* _What to work on_:
Each entry should be quoted word for word, including every mark of punctuation.
(Supplied data)
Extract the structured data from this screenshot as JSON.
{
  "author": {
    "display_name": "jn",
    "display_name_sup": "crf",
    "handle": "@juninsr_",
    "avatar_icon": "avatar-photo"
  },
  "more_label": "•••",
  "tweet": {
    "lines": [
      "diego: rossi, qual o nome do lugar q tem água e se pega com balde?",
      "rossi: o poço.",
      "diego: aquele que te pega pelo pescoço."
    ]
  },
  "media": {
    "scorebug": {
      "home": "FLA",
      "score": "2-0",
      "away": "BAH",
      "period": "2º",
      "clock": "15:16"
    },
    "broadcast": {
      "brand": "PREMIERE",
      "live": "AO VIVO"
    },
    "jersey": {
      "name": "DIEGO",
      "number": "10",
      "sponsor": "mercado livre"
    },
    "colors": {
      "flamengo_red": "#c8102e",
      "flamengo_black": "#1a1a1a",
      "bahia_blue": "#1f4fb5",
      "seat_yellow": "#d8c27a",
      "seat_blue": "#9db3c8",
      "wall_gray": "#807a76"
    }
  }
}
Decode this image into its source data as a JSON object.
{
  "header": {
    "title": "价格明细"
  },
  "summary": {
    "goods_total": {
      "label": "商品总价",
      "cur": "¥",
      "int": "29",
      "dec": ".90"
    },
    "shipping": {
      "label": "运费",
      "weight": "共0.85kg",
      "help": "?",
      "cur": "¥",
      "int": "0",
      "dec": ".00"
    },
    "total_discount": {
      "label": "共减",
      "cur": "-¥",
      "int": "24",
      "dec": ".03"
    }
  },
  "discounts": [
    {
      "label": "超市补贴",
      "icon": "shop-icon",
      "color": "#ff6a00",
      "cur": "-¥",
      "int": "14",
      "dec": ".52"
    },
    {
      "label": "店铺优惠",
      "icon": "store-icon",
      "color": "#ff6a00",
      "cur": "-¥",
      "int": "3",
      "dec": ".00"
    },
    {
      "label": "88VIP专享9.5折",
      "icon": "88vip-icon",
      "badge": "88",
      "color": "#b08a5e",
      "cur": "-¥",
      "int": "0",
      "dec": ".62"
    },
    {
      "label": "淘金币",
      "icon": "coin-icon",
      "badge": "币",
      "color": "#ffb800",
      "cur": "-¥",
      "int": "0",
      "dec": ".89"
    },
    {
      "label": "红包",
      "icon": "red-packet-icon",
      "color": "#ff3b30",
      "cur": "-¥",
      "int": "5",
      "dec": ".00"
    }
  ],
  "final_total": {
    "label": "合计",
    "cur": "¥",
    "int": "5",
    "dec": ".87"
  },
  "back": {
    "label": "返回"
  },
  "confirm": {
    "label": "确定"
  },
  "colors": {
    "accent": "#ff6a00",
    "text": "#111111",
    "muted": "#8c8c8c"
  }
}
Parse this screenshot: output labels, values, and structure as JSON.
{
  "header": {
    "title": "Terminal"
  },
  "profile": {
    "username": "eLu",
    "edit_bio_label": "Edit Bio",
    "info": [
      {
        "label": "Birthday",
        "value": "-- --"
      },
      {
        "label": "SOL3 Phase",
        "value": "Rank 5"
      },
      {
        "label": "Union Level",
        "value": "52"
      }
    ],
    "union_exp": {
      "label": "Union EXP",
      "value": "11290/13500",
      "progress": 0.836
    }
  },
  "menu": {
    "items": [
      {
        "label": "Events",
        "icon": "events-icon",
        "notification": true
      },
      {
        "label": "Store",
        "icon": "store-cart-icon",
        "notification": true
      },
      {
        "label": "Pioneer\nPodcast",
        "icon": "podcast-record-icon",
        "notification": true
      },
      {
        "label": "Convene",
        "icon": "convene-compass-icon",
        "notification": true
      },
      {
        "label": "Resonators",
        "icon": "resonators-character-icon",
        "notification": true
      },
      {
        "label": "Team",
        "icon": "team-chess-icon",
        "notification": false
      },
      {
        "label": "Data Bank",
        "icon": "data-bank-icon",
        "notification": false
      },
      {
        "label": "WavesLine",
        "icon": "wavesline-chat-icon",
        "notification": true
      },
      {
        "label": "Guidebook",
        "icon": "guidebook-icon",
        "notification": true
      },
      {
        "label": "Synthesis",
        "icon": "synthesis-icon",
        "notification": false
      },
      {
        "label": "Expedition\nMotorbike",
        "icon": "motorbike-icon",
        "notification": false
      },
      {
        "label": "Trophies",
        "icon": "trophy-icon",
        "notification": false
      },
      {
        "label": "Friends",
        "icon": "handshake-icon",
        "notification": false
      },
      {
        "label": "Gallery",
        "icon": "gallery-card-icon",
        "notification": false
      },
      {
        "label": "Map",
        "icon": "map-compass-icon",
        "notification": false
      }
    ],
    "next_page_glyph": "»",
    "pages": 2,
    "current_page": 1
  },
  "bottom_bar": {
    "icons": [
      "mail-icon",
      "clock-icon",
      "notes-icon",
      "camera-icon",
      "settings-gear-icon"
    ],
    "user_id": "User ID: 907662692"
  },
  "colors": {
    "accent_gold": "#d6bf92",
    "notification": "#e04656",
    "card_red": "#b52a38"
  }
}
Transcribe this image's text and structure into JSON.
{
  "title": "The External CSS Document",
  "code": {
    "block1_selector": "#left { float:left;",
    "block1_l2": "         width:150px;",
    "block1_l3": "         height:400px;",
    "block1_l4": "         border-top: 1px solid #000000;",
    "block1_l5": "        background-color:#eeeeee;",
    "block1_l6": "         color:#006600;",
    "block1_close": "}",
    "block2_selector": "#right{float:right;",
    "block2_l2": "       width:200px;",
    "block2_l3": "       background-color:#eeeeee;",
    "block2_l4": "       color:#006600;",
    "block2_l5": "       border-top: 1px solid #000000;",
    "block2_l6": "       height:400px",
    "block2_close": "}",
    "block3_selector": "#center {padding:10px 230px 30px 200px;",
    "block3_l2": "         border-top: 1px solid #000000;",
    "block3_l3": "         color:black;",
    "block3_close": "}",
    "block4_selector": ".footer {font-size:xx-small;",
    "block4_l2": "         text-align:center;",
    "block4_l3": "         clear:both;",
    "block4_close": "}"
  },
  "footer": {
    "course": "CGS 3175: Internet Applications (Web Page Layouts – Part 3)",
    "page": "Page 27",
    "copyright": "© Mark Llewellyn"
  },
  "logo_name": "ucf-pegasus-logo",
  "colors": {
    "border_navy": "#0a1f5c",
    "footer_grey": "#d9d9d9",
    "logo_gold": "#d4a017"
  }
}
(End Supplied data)
* _Exercise response_:
Extract the structured data from this screenshot as JSON.
{
  "author": {
    "display_name": "jn",
    "display_name_sup": "crf",
    "handle": "@juninsr_",
    "avatar_icon": "avatar-photo"
  },
  "more_label": "•••",
  "tweet": {
    "lines": [
      "diego: rossi, qual o nome do lugar q tem água e se pega com balde?",
      "rossi: o poço.",
      "diego: aquele que te pega pelo pescoço."
    ]
  },
  "media": {
    "scorebug": {
      "home": "FLA",
      "score": "2-0",
      "away": "BAH",
      "period": "2º",
      "clock": "15:16"
    },
    "broadcast": {
      "brand": "PREMIERE",
      "live": "AO VIVO"
    },
    "jersey": {
      "name": "DIEGO",
      "number": "10",
      "sponsor": "mercado livre"
    },
    "colors": {
      "flamengo_red": "#c8102e",
      "flamengo_black": "#1a1a1a",
      "bahia_blue": "#1f4fb5",
      "seat_yellow": "#d8c27a",
      "seat_blue": "#9db3c8",
      "wall_gray": "#807a76"
    }
  }
}
Decode this image into its source data as a JSON object.
{
  "header": {
    "title": "价格明细"
  },
  "summary": {
    "goods_total": {
      "label": "商品总价",
      "cur": "¥",
      "int": "29",
      "dec": ".90"
    },
    "shipping": {
      "label": "运费",
      "weight": "共0.85kg",
      "help": "?",
      "cur": "¥",
      "int": "0",
      "dec": ".00"
    },
    "total_discount": {
      "label": "共减",
      "cur": "-¥",
      "int": "24",
      "dec": ".03"
    }
  },
  "discounts": [
    {
      "label": "超市补贴",
      "icon": "shop-icon",
      "color": "#ff6a00",
      "cur": "-¥",
      "int": "14",
      "dec": ".52"
    },
    {
      "label": "店铺优惠",
      "icon": "store-icon",
      "color": "#ff6a00",
      "cur": "-¥",
      "int": "3",
      "dec": ".00"
    },
    {
      "label": "88VIP专享9.5折",
      "icon": "88vip-icon",
      "badge": "88",
      "color": "#b08a5e",
      "cur": "-¥",
      "int": "0",
      "dec": ".62"
    },
    {
      "label": "淘金币",
      "icon": "coin-icon",
      "badge": "币",
      "color": "#ffb800",
      "cur": "-¥",
      "int": "0",
      "dec": ".89"
    },
    {
      "label": "红包",
      "icon": "red-packet-icon",
      "color": "#ff3b30",
      "cur": "-¥",
      "int": "5",
      "dec": ".00"
    }
  ],
  "final_total": {
    "label": "合计",
    "cur": "¥",
    "int": "5",
    "dec": ".87"
  },
  "back": {
    "label": "返回"
  },
  "confirm": {
    "label": "确定"
  },
  "colors": {
    "accent": "#ff6a00",
    "text": "#111111",
    "muted": "#8c8c8c"
  }
}
Parse this screenshot: output labels, values, and structure as JSON.
{
  "header": {
    "title": "Terminal"
  },
  "profile": {
    "username": "eLu",
    "edit_bio_label": "Edit Bio",
    "info": [
      {
        "label": "Birthday",
        "value": "-- --"
      },
      {
        "label": "SOL3 Phase",
        "value": "Rank 5"
      },
      {
        "label": "Union Level",
        "value": "52"
      }
    ],
    "union_exp": {
      "label": "Union EXP",
      "value": "11290/13500",
      "progress": 0.836
    }
  },
  "menu": {
    "items": [
      {
        "label": "Events",
        "icon": "events-icon",
        "notification": true
      },
      {
        "label": "Store",
        "icon": "store-cart-icon",
        "notification": true
      },
      {
        "label": "Pioneer\nPodcast",
        "icon": "podcast-record-icon",
        "notification": true
      },
      {
        "label": "Convene",
        "icon": "convene-compass-icon",
        "notification": true
      },
      {
        "label": "Resonators",
        "icon": "resonators-character-icon",
        "notification": true
      },
      {
        "label": "Team",
        "icon": "team-chess-icon",
        "notification": false
      },
      {
        "label": "Data Bank",
        "icon": "data-bank-icon",
        "notification": false
      },
      {
        "label": "WavesLine",
        "icon": "wavesline-chat-icon",
        "notification": true
      },
      {
        "label": "Guidebook",
        "icon": "guidebook-icon",
        "notification": true
      },
      {
        "label": "Synthesis",
        "icon": "synthesis-icon",
        "notification": false
      },
      {
        "label": "Expedition\nMotorbike",
        "icon": "motorbike-icon",
        "notification": false
      },
      {
        "label": "Trophies",
        "icon": "trophy-icon",
        "notification": false
      },
      {
        "label": "Friends",
        "icon": "handshake-icon",
        "notification": false
      },
      {
        "label": "Gallery",
        "icon": "gallery-card-icon",
        "notification": false
      },
      {
        "label": "Map",
        "icon": "map-compass-icon",
        "notification": false
      }
    ],
    "next_page_glyph": "»",
    "pages": 2,
    "current_page": 1
  },
  "bottom_bar": {
    "icons": [
      "mail-icon",
      "clock-icon",
      "notes-icon",
      "camera-icon",
      "settings-gear-icon"
    ],
    "user_id": "User ID: 907662692"
  },
  "colors": {
    "accent_gold": "#d6bf92",
    "notification": "#e04656",
    "card_red": "#b52a38"
  }
}
Transcribe this image's text and structure into JSON.
{
  "title": "The External CSS Document",
  "code": {
    "block1_selector": "#left { float:left;",
    "block1_l2": "         width:150px;",
    "block1_l3": "         height:400px;",
    "block1_l4": "         border-top: 1px solid #000000;",
    "block1_l5": "        background-color:#eeeeee;",
    "block1_l6": "         color:#006600;",
    "block1_close": "}",
    "block2_selector": "#right{float:right;",
    "block2_l2": "       width:200px;",
    "block2_l3": "       background-color:#eeeeee;",
    "block2_l4": "       color:#006600;",
    "block2_l5": "       border-top: 1px solid #000000;",
    "block2_l6": "       height:400px",
    "block2_close": "}",
    "block3_selector": "#center {padding:10px 230px 30px 200px;",
    "block3_l2": "         border-top: 1px solid #000000;",
    "block3_l3": "         color:black;",
    "block3_close": "}",
    "block4_selector": ".footer {font-size:xx-small;",
    "block4_l2": "         text-align:center;",
    "block4_l3": "         clear:both;",
    "block4_close": "}"
  },
  "footer": {
    "course": "CGS 3175: Internet Applications (Web Page Layouts – Part 3)",
    "page": "Page 27",
    "copyright": "© Mark Llewellyn"
  },
  "logo_name": "ucf-pegasus-logo",
  "colors": {
    "border_navy": "#0a1f5c",
    "footer_grey": "#d9d9d9",
    "logo_gold": "#d4a017"
  }
}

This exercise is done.